Feb 26, 2018
Market share and profit growths in a tough environment point to the Group’s exceptional, industry-leading performance.
- Diluted headline earnings up 14.2% to 525.2 cents a share
- Trading profit up 5% to R4.104 billion
- Turnover up 6.3% to R75.823 billion
- A 13.9% higher dividend of 205 cents a share
The Shoprite Group produced an industry-leading performance in the 26 weeks to 31 December 2017 with growth in turnover, profit and market share.
- Pieter Engelbrecht, Chief Executive
This helped offset a 0.4% decline in turnover of Non-RSA supermarket operations, measured against an exceptional prior year increase of 32.3%.
The Group’s 1 451 South African outlets, which generated 81% of supermarket sales, continued to lead the industry with their superior supply-line infrastructure, on-shelf availability and customer-centric focus.

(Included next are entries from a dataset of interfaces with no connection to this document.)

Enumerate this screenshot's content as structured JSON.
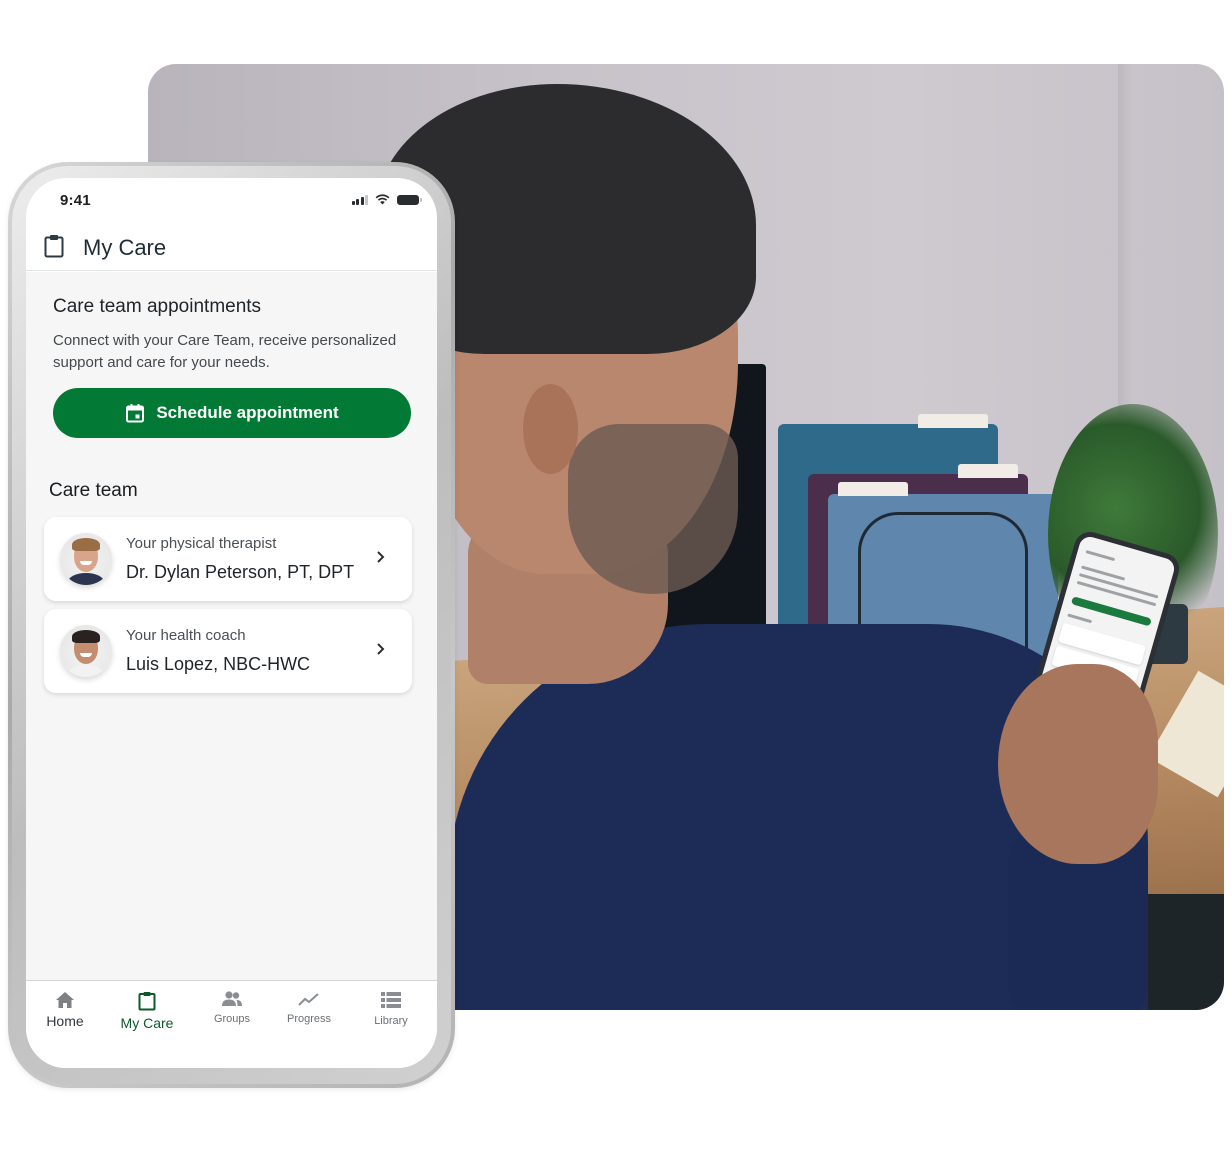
{
  "status_bar": {
    "time": "9:41",
    "icons": [
      "cellular-signal-icon",
      "wifi-icon",
      "battery-icon"
    ]
  },
  "header": {
    "icon": "clipboard-icon",
    "title": "My Care"
  },
  "appointments": {
    "title": "Care team appointments",
    "description": "Connect with your Care Team, receive personalized support and care for your needs.",
    "button_icon": "calendar-icon",
    "button_label": "Schedule appointment"
  },
  "care_team": {
    "title": "Care team",
    "members": [
      {
        "role": "Your physical therapist",
        "name": "Dr. Dylan Peterson, PT, DPT",
        "avatar": "therapist-avatar"
      },
      {
        "role": "Your health coach",
        "name": "Luis Lopez, NBC-HWC",
        "avatar": "coach-avatar"
      }
    ]
  },
  "tab_bar": {
    "tabs": [
      {
        "label": "Home",
        "icon": "home-icon",
        "active": false
      },
      {
        "label": "My Care",
        "icon": "clipboard-icon",
        "active": true
      },
      {
        "label": "Groups",
        "icon": "groups-icon",
        "active": false
      },
      {
        "label": "Progress",
        "icon": "trending-line-icon",
        "active": false
      },
      {
        "label": "Library",
        "icon": "list-icon",
        "active": false
      }
    ]
  },
  "colors": {
    "primary_green": "#027a36",
    "active_tab": "#0b5a2a",
    "text_dark": "#1f2428",
    "background": "#f6f6f6"
  },
  "photo": {
    "description": "Man at a desk holding a phone showing the My Care screen"
  }
}
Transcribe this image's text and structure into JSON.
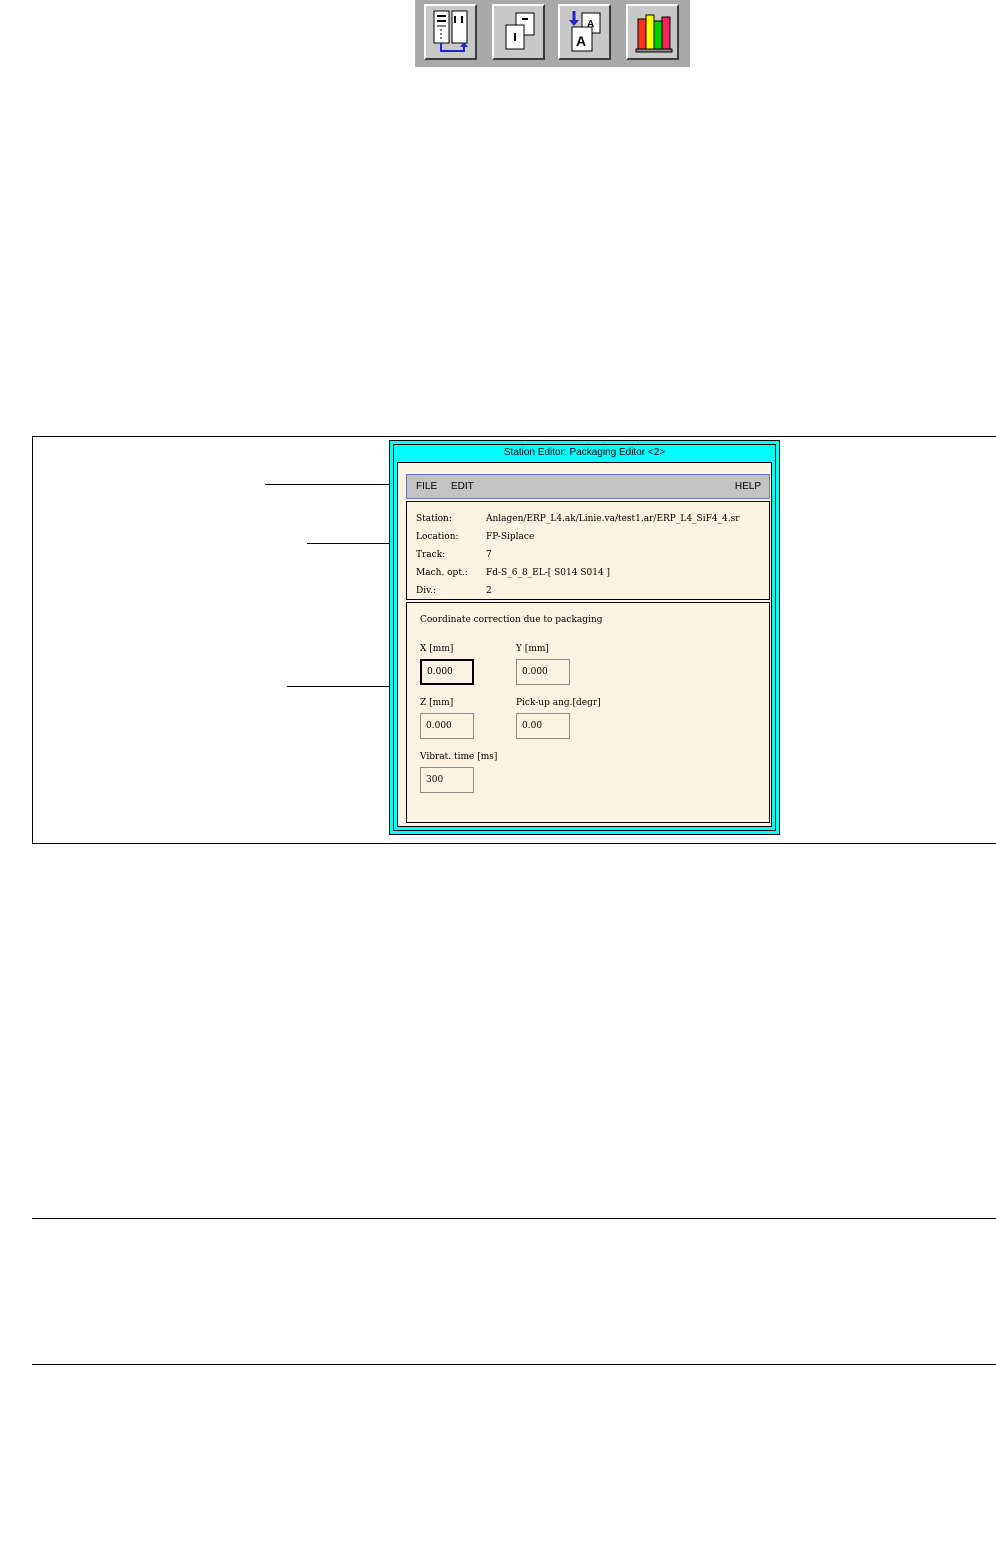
{
  "toolbar": {
    "buttons": [
      {
        "icon": "station-list-icon"
      },
      {
        "icon": "pages-icon"
      },
      {
        "icon": "package-text-icon"
      },
      {
        "icon": "library-books-icon"
      }
    ]
  },
  "window": {
    "title": "Station Editor: Packaging Editor <2>",
    "menu": {
      "file": "FILE",
      "edit": "EDIT",
      "help": "HELP"
    },
    "info": [
      {
        "label": "Station:",
        "value": "Anlagen/ERP_L4.ak/Linie.va/test1.ar/ERP_L4_SiF4_4.sr"
      },
      {
        "label": "Location:",
        "value": "FP-Siplace"
      },
      {
        "label": "Track:",
        "value": "7"
      },
      {
        "label": "Mach. opt.:",
        "value": "Fd-S_6_8_EL-[ S014 S014 ]"
      },
      {
        "label": "Div.:",
        "value": "2"
      }
    ],
    "correction": {
      "title": "Coordinate correction due to packaging",
      "x_label": "X [mm]",
      "x_value": "0.000",
      "y_label": "Y [mm]",
      "y_value": "0.000",
      "z_label": "Z [mm]",
      "z_value": "0.000",
      "pick_label": "Pick-up ang.[degr]",
      "pick_value": "0.00",
      "vib_label": "Vibrat. time [ms]",
      "vib_value": "300"
    }
  }
}
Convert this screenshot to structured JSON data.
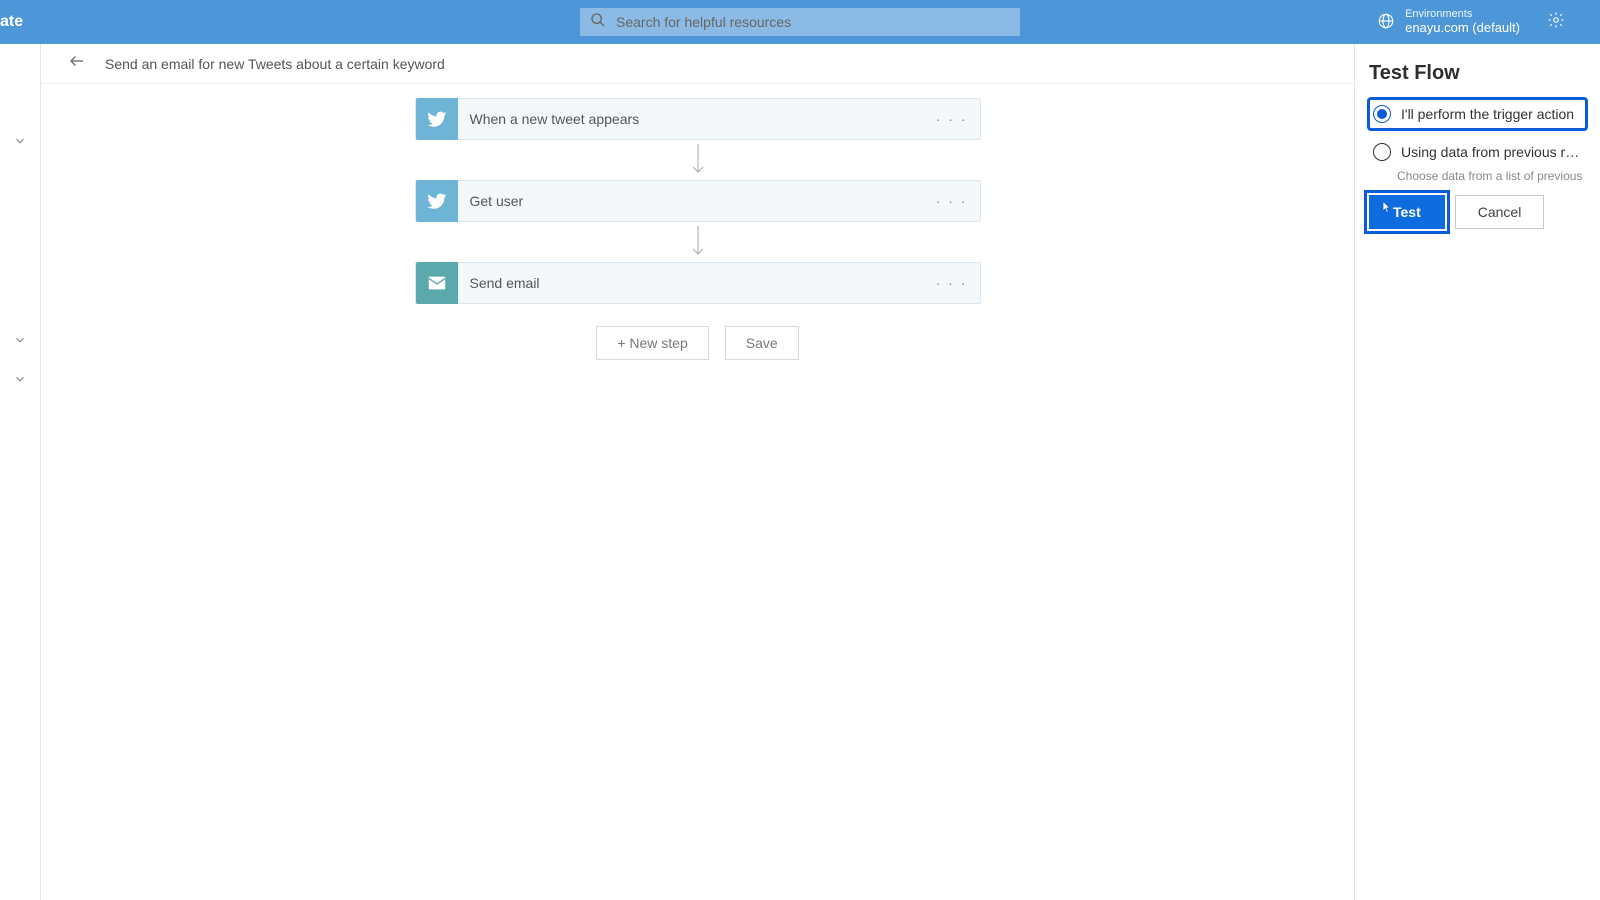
{
  "header": {
    "title_fragment": "ate",
    "search_placeholder": "Search for helpful resources",
    "env_label": "Environments",
    "env_name": "enayu.com (default)"
  },
  "breadcrumb": {
    "flow_name": "Send an email for new Tweets about a certain keyword"
  },
  "steps": [
    {
      "title": "When a new tweet appears",
      "icon": "twitter"
    },
    {
      "title": "Get user",
      "icon": "twitter"
    },
    {
      "title": "Send email",
      "icon": "mail"
    }
  ],
  "canvas_actions": {
    "new_step": "+ New step",
    "save": "Save"
  },
  "test_panel": {
    "title": "Test Flow",
    "options": [
      {
        "label": "I'll perform the trigger action",
        "checked": true
      },
      {
        "label": "Using data from previous runs",
        "checked": false,
        "sub": "Choose data from a list of previous runs"
      }
    ],
    "test": "Test",
    "cancel": "Cancel"
  }
}
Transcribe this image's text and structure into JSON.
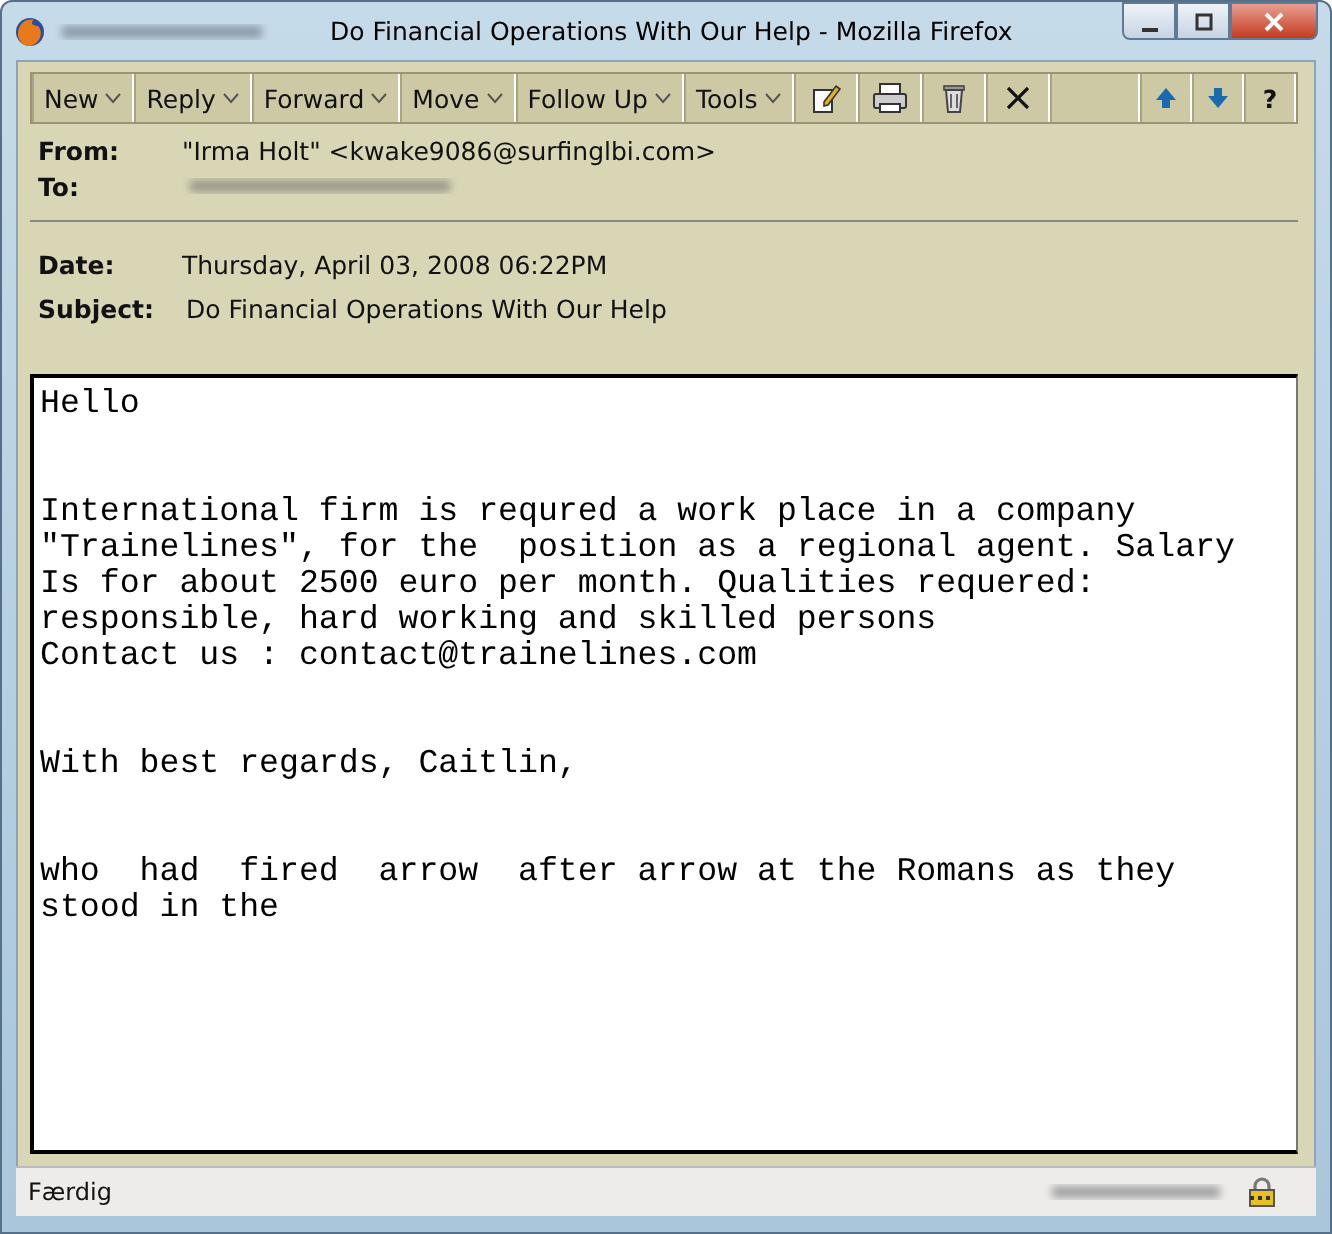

Checkers’ sharpened focus on high income group customers contributed to the Group’s overall 0.44 percentage point increase in market share, which proves its resilience in less favourable periods.
The flagship Shoprite chain, with its focus on middle and lower-income consumers, remained fully exposed to the effects of a strained economy, and sales increased by a creditable 6.2% under the circumstances.
Usave performed exceptionally well, as did the Furniture and Franchise divisions.
Non-RSA supermarkets, spread across 14 countries, had a challenging six months.
Supermarket sales in Angola were down 9.5% in local currency (against prior year growth of 155.4%), reflecting last year’s exceptional performance, a drop in internal inflation of 17.3 percentage points across the Non-RSA operations and a more competitive landscape.
Nigeria’s turnover growth in local currency was 9.3%, hampered by import restrictions and forex shortages in the country. Zambian operations, however, are starting to show positive growth, with sales up 4.5% in local currency.
Expansion in Africa continues with a planned entry into Kenya before the end of 2018, where weakened competitor positions have opened a window of opportunity, to strengthen the Group’s presence in East Africa.
Engelbrecht pointed out that while in the prior year, Non-RSA operations did much better than the South African operations, “this year reflects an inversion of the trend and validates the strength of our strategy which includes geographical diversification and the extraction of value across all operations and brands.”
The Group opened a net 158 new stores in the past 12 months and at end-December was trading from 2 811 outlets, employing more than 148 000 people after adding 4 254 jobs in the reporting period.
Renewed consumer confidence, political developments and the strong rand point to the potential for improvements in sales and profitability.
Sales in the Non-RSA business will remain under pressure in the coming months, as currency weakness, low commodity prices and forex shortages continue to hamper economic growth in most territories. The Group is committed to each and every territory in which it operates, and continues to look for growth opportunities across the continent.